ANN ARBOR—The first digital works resulting from the University of Michigan/Google Digitization Partnership are now being used to enhance the University Library’s online catalog.
The online catalog points to a new U-M Library system called MBooks that was developed specifically for the materials digitized by Google. The system, intended to support scholarly research, was designed to meet the specialized needs of researchers by providing more information about works in the collection and” where allowed” actually making the text of works available through the catalog. In addition to a page-turning function, the online material includes updated bibliographic information, persistent URLs” essential for proper citation” and the ability to change resolution (i.e. zoom in or out), and to change format (such as converting to PDF). The ability to magnify or rotate the image is particularly important for researchers who must study detailed images such as formulas for chemical compounds or intricate historical cartography, and for persons with some disabilities.
From the initial days of the partnership, the University Library has anticipated providing these services to its research community, said John Wilkin, co-interim University librarian. “One of our goals has been to create a digital archive that not only preserves the Library’s collections for future generations, but also allows today’s researchers and scholars to make use of the myriad research opportunities offered by a digital archive.
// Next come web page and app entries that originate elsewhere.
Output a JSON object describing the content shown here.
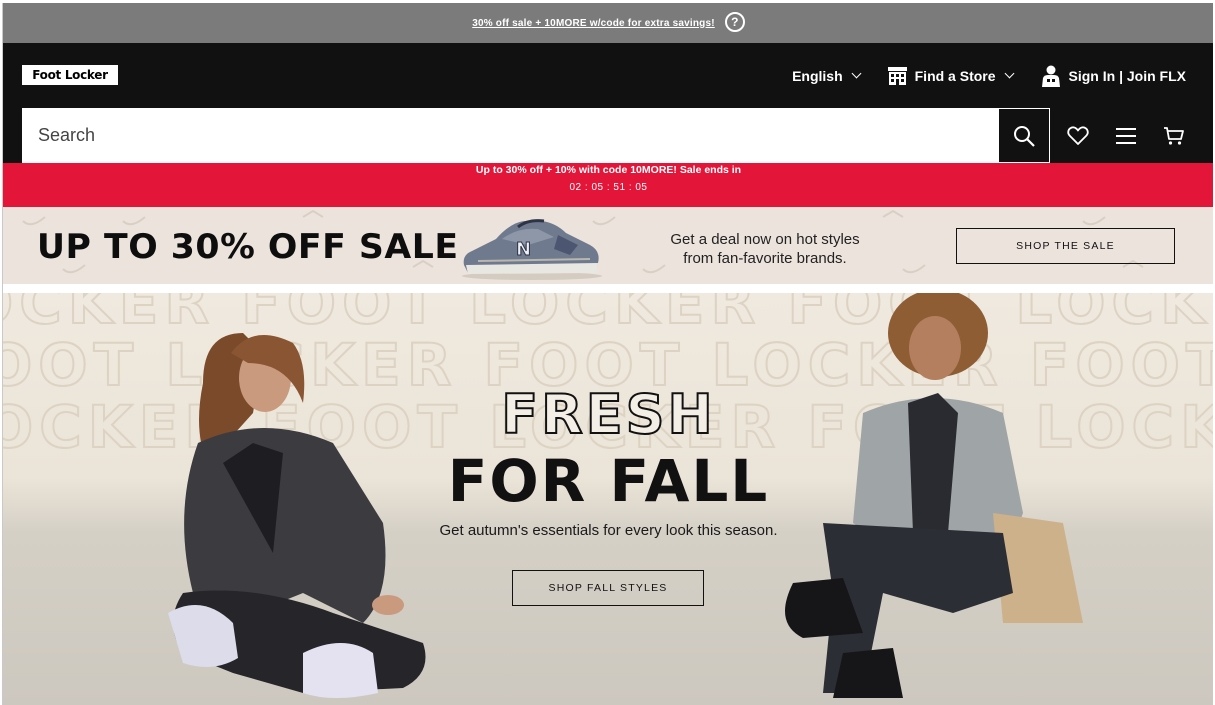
{
  "promo_strip": {
    "text": "30% off sale + 10MORE w/code for extra savings!",
    "help_symbol": "?"
  },
  "header": {
    "logo_text": "Foot Locker",
    "language": "English",
    "find_store": "Find a Store",
    "sign_in": "Sign In | Join FLX"
  },
  "search": {
    "placeholder": "Search"
  },
  "sale_banner": {
    "message": "Up to 30% off + 10% with code 10MORE! Sale ends in",
    "countdown": "02 : 05 : 51 : 05",
    "color": "#e3163a"
  },
  "sale_strip": {
    "headline": "UP TO 30% OFF SALE",
    "subtext_line1": "Get a deal now on hot styles",
    "subtext_line2": "from fan-favorite brands.",
    "cta": "SHOP THE SALE"
  },
  "hero": {
    "bg_text": "FOOT LOCKER FOOT LOCKER FOOT LOCKER FOOT",
    "headline_outline": "FRESH",
    "headline_solid": "FOR FALL",
    "subtext": "Get autumn's essentials for every look this season.",
    "cta": "SHOP FALL STYLES"
  },
  "icons": [
    "help-icon",
    "store-icon",
    "person-icon",
    "search-icon",
    "heart-icon",
    "menu-icon",
    "cart-icon",
    "chevron-down-icon"
  ]
}
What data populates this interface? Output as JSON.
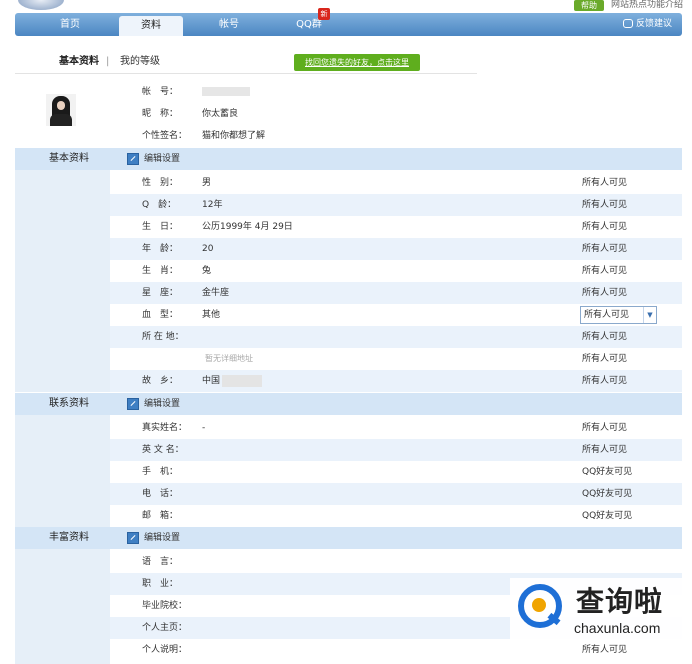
{
  "header": {
    "help_label": "帮助",
    "intro_link": "网站热点功能介绍"
  },
  "nav": {
    "tabs": [
      {
        "label": "首页",
        "active": false
      },
      {
        "label": "资料",
        "active": true
      },
      {
        "label": "帐号",
        "active": false
      },
      {
        "label": "QQ群",
        "active": false
      }
    ],
    "new_badge": "新",
    "feedback": "反馈建议"
  },
  "subtabs": {
    "basic": "基本资料",
    "separator": "|",
    "level": "我的等级"
  },
  "find_friends": "找回您遗失的好友，点击这里",
  "account": [
    {
      "label": "帐　号：",
      "value": ""
    },
    {
      "label": "昵　称：",
      "value": "你太蓄良"
    },
    {
      "label": "个性签名：",
      "value": "猫和你都想了解"
    }
  ],
  "sections": {
    "basic": {
      "title": "基本资料",
      "edit": "编辑设置",
      "rows": [
        {
          "label": "性　别：",
          "value": "男",
          "visibility": "所有人可见"
        },
        {
          "label": "Q　龄：",
          "value": "12年",
          "visibility": "所有人可见"
        },
        {
          "label": "生　日：",
          "value": "公历1999年 4月 29日",
          "visibility": "所有人可见"
        },
        {
          "label": "年　龄：",
          "value": "20",
          "visibility": "所有人可见"
        },
        {
          "label": "生　肖：",
          "value": "兔",
          "visibility": "所有人可见"
        },
        {
          "label": "星　座：",
          "value": "金牛座",
          "visibility": "所有人可见"
        },
        {
          "label": "血　型：",
          "value": "其他",
          "visibility": "所有人可见"
        },
        {
          "label": "所 在 地：",
          "value": "",
          "visibility": "所有人可见"
        },
        {
          "label": "",
          "value": "",
          "hint": "暂无详细地址",
          "visibility": "所有人可见"
        },
        {
          "label": "故　乡：",
          "value": "中国",
          "visibility": "所有人可见"
        }
      ]
    },
    "contact": {
      "title": "联系资料",
      "edit": "编辑设置",
      "rows": [
        {
          "label": "真实姓名：",
          "value": "-",
          "visibility": "所有人可见"
        },
        {
          "label": "英 文 名：",
          "value": "",
          "visibility": "所有人可见"
        },
        {
          "label": "手　机：",
          "value": "",
          "visibility": "QQ好友可见"
        },
        {
          "label": "电　话：",
          "value": "",
          "visibility": "QQ好友可见"
        },
        {
          "label": "邮　箱：",
          "value": "",
          "visibility": "QQ好友可见"
        }
      ]
    },
    "rich": {
      "title": "丰富资料",
      "edit": "编辑设置",
      "rows": [
        {
          "label": "语　言：",
          "value": "",
          "visibility": ""
        },
        {
          "label": "职　业：",
          "value": "",
          "visibility": ""
        },
        {
          "label": "毕业院校：",
          "value": "",
          "visibility": ""
        },
        {
          "label": "个人主页：",
          "value": "",
          "visibility": ""
        },
        {
          "label": "个人说明：",
          "value": "",
          "visibility": "所有人可见"
        }
      ]
    }
  },
  "dropdown_arrow": "▼",
  "watermark": {
    "title": "查询啦",
    "url": "chaxunla.com"
  }
}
Our partnership with Google is helping us accomplish this goal at an unprecedented pace. “
For uncopyrightable works (such as works created by the U.S. government), works in the public domain, and works authorized for public display by the copyright holder, the text will be fully viewable. For all material, the user may search within a volume and retrieve the number of times a search term appears per page. This feature is useful, not only for determining relevancy, but also for scholarship requiring precise and exhaustive citation.
“A project like this, where we are comprehensively digitizing an entire research library of approximately 7 million volumes, results in an extremely broad cross-section of titles being archived. The materials represent a date range of more than 300 years, dozens of languages, and every major subject area in the University Library’s collection,” Wilkin said.
Included in the material will be the University’s extensive federal government document collection. A small sampling of documents available today includes the diplomatic correspondence of Benjamin Franklin and John Adams, and approximately 2,200 Congressional hearings from the 1970s and 1980s.
Productive scholarship, from the modest freshman term paper to the most advanced research project, depends on quality of search and ease of access to source materials, said John King, Vice Provost for Academic Information. “These new systems will bring a transformation in scholarly productivity and quality. Scholars will be able to find virtually everything available on their topic easily and quickly. Public domain materials will be available instantly, while copyrighted materials will be readily accessible through the library’s conventional processes. “
The University of Michigan Library is one of the top ten research libraries in North America. The Library’s mission is to support, enhance, and collaborate in the instructional, research, and service activities of the faculty, students, and staff, and contribute to the common good by collecting, organizing, preserving, communicating, and sharing the record of human knowledge.